Scientists at MIT can tell you what happened a millionth of a second after the Big Bang but they can’t tell you when it’s going to snow in Inman Square. Marc Levy suggests that the eggheads on Mass Ave should focus less on the big questions and more on the little, local ones.

I’ve lost two vaccine cards so far. I may be careless but I’m still vaccinated. It’s no big deal.

Andrew Yang is up in the polls for mayor of New York, at least among older Democrats. His Republican opponent is likely to be Guardian Angel Curtis Sliwa.

A Globe story by Sean Murphy asks, ‘Is a CarShield extended car warranty worth the money?’ I think you know the answer, especially for the one being pitched by Chris Berman and Ice-T.

And there’s a helicopter flying around on Mars. Quite a thing.

How soon we forget

Good morning. It’s going to be a mild Thursday.

Andrew Yang is running for mayor of New York and, at least according to this headline, he has some concerns about Zoom. Apart from that, his platform sounds pretty good.

Workers in grocery stores hung in there during the pandemic, dealing with maskless customers acting out over toilet paper. It’s past time that we get them vaccinated, along with the teachers and nurses. It’s only right, right?
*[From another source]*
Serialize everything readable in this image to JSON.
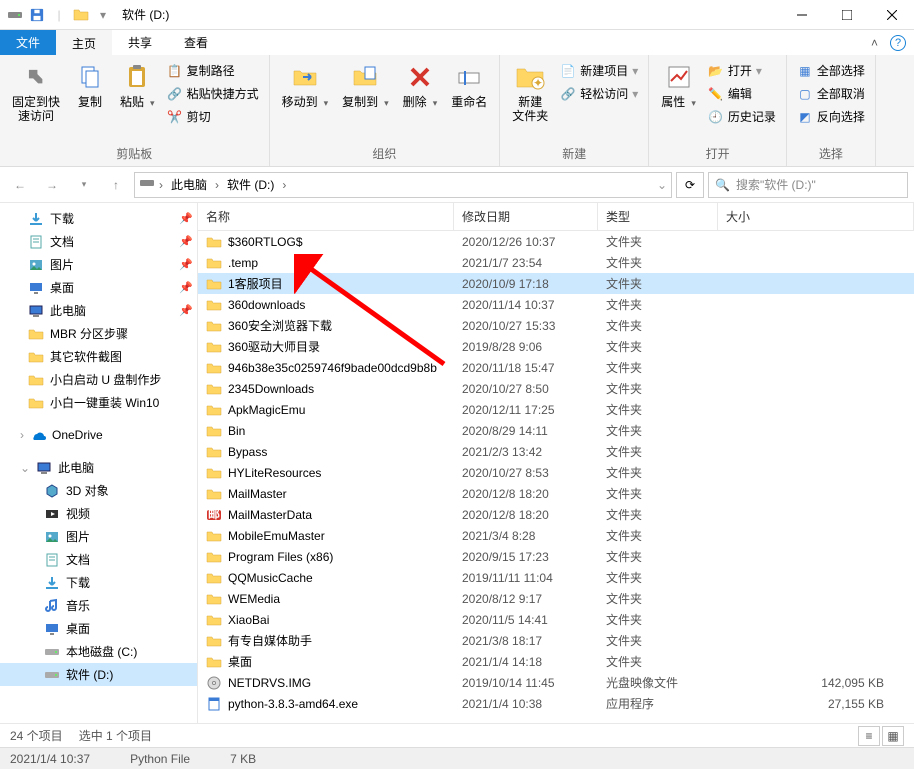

Faster than light warp drives were a science fiction thing. But now scientists have worked out how to actually build one. Here’s Sabine Hossenfelder to explain.

Boston traffic has apparently improved. Last year we had the distinction of having the worst traffic in the US. But in the latest rankings we’ve dropped to number 4 nationally, 36th globally, putting us behind backwaters like Zagreb and Rostov-on-Don in congestion. Come on, we can do better than that.

And a Bloomberg story from yesterday has been updated to reflect that the police video system that was hacked was not in Stoughton, MA, but Stoughton, Wisconsin. So close.